“Engagement for the Elderly: Why social interaction is crucial” argues that when communication with others is not maintained, cognitive function begins to rapidly deteriorate. Social isolation, boredom, and loneliness are commonly experienced among the elderly, which in turn perpetuates the decline of self-worth because an elder can feel unwanted or not needed. However, when social interaction becomes routine, not only among caregivers but also with friends and family, a positive correlation emerges between social interaction and health. Unlike my paternal grandmother, my maternal grandmother can still physically participate in rituals and traditions, such as making the Thanksgiving turkey, which helps her feel like she has a necessary role within the family. Health-related issues that benefit from social interaction include: cardiovascular problems, cancers, Alzheimer's/dementia, and other mental health and personality disorders.
The love and assistance of my aunt’s and my family has played a major role in how my maternal grandmother manages her health challenges. “Just like a newborn baby, aging people need the same amount of love, touch, attention and affection, they need to be surrounded by loved ones and family,” my mom said. In a perfect world, I wish more than anything that I could have given my paternal grandmother that same loving village that supports my maternal grandmother every day. During family gatherings, my father watches my mother’s family fuss over my maternal grandmother’s well-being, and I know he wishes his mother had that same level of attention. Without success, he tried to move her to Massachusetts to be closer to family, but between the progression of her illness, the logistics of moving her from one state to another, and the wait lists for admission to quality care nursing homes, the process became unmanageable.

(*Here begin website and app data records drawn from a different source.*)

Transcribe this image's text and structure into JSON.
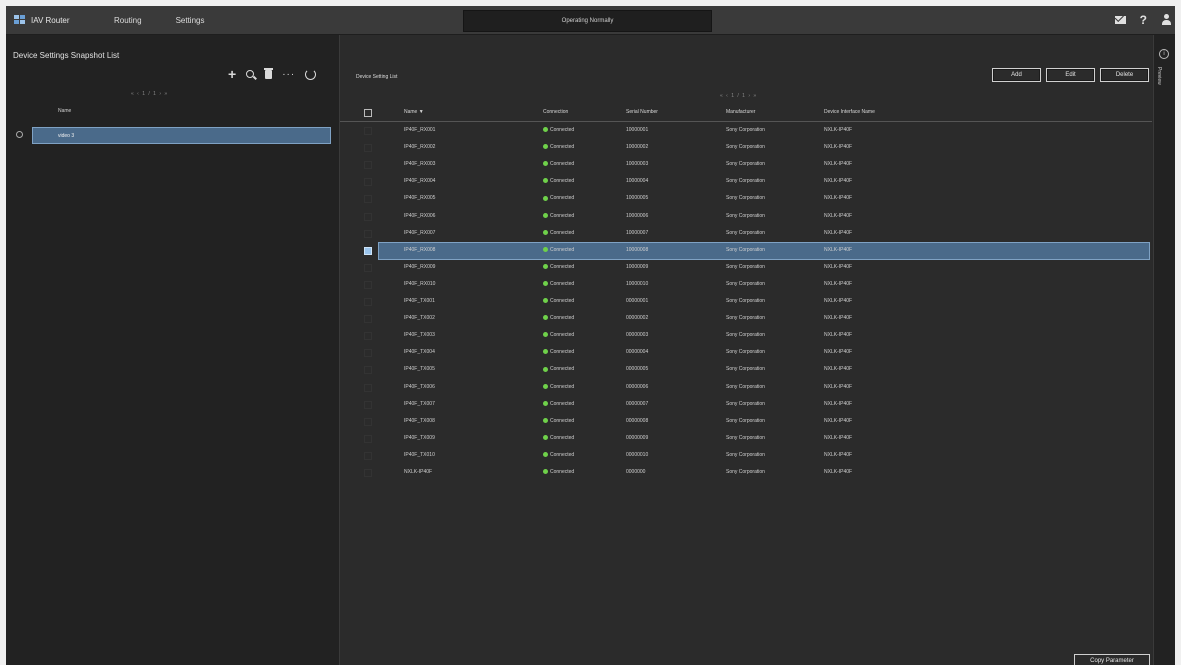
{
  "topbar": {
    "app_name": "IAV Router",
    "tabs": [
      "Routing",
      "Settings"
    ],
    "status": "Operating Normally"
  },
  "left": {
    "title": "Device Settings Snapshot List",
    "pager": "« ‹ 1 / 1 › »",
    "column": "Name",
    "rows": [
      "video 3"
    ]
  },
  "main": {
    "title": "Device Setting List",
    "pager": "« ‹ 1 / 1 › »",
    "buttons": {
      "add": "Add",
      "edit": "Edit",
      "delete": "Delete"
    },
    "columns": [
      "Name ▼",
      "Connection",
      "Serial Number",
      "Manufacturer",
      "Device Interface Name"
    ],
    "rows": [
      [
        "IP40F_RX001",
        "Connected",
        "10000001",
        "Sony Corporation",
        "NXLK-IP40F"
      ],
      [
        "IP40F_RX002",
        "Connected",
        "10000002",
        "Sony Corporation",
        "NXLK-IP40F"
      ],
      [
        "IP40F_RX003",
        "Connected",
        "10000003",
        "Sony Corporation",
        "NXLK-IP40F"
      ],
      [
        "IP40F_RX004",
        "Connected",
        "10000004",
        "Sony Corporation",
        "NXLK-IP40F"
      ],
      [
        "IP40F_RX005",
        "Connected",
        "10000005",
        "Sony Corporation",
        "NXLK-IP40F"
      ],
      [
        "IP40F_RX006",
        "Connected",
        "10000006",
        "Sony Corporation",
        "NXLK-IP40F"
      ],
      [
        "IP40F_RX007",
        "Connected",
        "10000007",
        "Sony Corporation",
        "NXLK-IP40F"
      ],
      [
        "IP40F_RX008",
        "Connected",
        "10000008",
        "Sony Corporation",
        "NXLK-IP40F"
      ],
      [
        "IP40F_RX009",
        "Connected",
        "10000009",
        "Sony Corporation",
        "NXLK-IP40F"
      ],
      [
        "IP40F_RX010",
        "Connected",
        "10000010",
        "Sony Corporation",
        "NXLK-IP40F"
      ],
      [
        "IP40F_TX001",
        "Connected",
        "00000001",
        "Sony Corporation",
        "NXLK-IP40F"
      ],
      [
        "IP40F_TX002",
        "Connected",
        "00000002",
        "Sony Corporation",
        "NXLK-IP40F"
      ],
      [
        "IP40F_TX003",
        "Connected",
        "00000003",
        "Sony Corporation",
        "NXLK-IP40F"
      ],
      [
        "IP40F_TX004",
        "Connected",
        "00000004",
        "Sony Corporation",
        "NXLK-IP40F"
      ],
      [
        "IP40F_TX005",
        "Connected",
        "00000005",
        "Sony Corporation",
        "NXLK-IP40F"
      ],
      [
        "IP40F_TX006",
        "Connected",
        "00000006",
        "Sony Corporation",
        "NXLK-IP40F"
      ],
      [
        "IP40F_TX007",
        "Connected",
        "00000007",
        "Sony Corporation",
        "NXLK-IP40F"
      ],
      [
        "IP40F_TX008",
        "Connected",
        "00000008",
        "Sony Corporation",
        "NXLK-IP40F"
      ],
      [
        "IP40F_TX009",
        "Connected",
        "00000009",
        "Sony Corporation",
        "NXLK-IP40F"
      ],
      [
        "IP40F_TX010",
        "Connected",
        "00000010",
        "Sony Corporation",
        "NXLK-IP40F"
      ],
      [
        "NXLK-IP40F",
        "Connected",
        "0000000",
        "Sony Corporation",
        "NXLK-IP40F"
      ]
    ],
    "selected_row": 7,
    "copy_button": "Copy Parameter"
  },
  "right_strip": {
    "label": "Preview"
  },
  "colors": {
    "accent": "#4a6a8a",
    "connected": "#6fd14a"
  },
  "icons": {
    "toolbar": [
      "plus-icon",
      "search-icon",
      "trash-icon",
      "more-icon",
      "refresh-icon"
    ]
  }
}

Know that you do the very best you can. As woman and men, we often put other’s feeling before our own well being. Women who are mothers, wives, and caregivers to their aging family members have it especially hard. However, in order to offer care to someone else successfully, it’s imperative that you stay on top of your own physical and mental well being. “Managing stress when caregiving provides strategies and advice for coping with stress and underscores the importance of self-care. Strategies include asking for help when you need it, talking with a friend or a counselor, taking time out of your day to pamper yourself, and making time for hobbies or activities that you find enjoyable or calming.
Both of my parents agree on the importance of spending as much time as you can with your loved one and letting them know that they are loved, needed, and important to you. At our recent Community Conversations: Sister to Sister session in Nov. 2016 on elderly care, a speaker said, “As a caretaker you don't have to be a hero, because that is not what it's about. Get the help you need and don't feel guilty to ask for help.” Though the road is hard, it is important to stay encouraged, to do the absolute best you can, and to take it one day at a time.
"Care Conversations: Transition to Care." Care Conversations. American Health Care Association/National Center for Assisted Living, 2016. Web. 06 Dec. 2016.
Heffernan, Carol. "Managing Stress When Caregiving." Managing Stress When Caregiving. Focus On The Family, 2007. Web. 06 Dec. 2016.
Jones, Derek. "Engagement for the Elderly: Why Social Interaction Is Crucial." Griswold Home Care.com. Griswold Home Care, 13 Feb. 2012. Web. 06 Dec. 2016.
Levine, Carol. "My Mother Doesn't Like Her Nursing Home." AARP.org. AARP, 19 Sept. 2012. Web. 06 Dec. 2016.
"Living Wills, Health Care Proxies, & Advance Health Care Directives." American Bar Association . American Bar Association , n.d. Web. 09 Feb. 2017.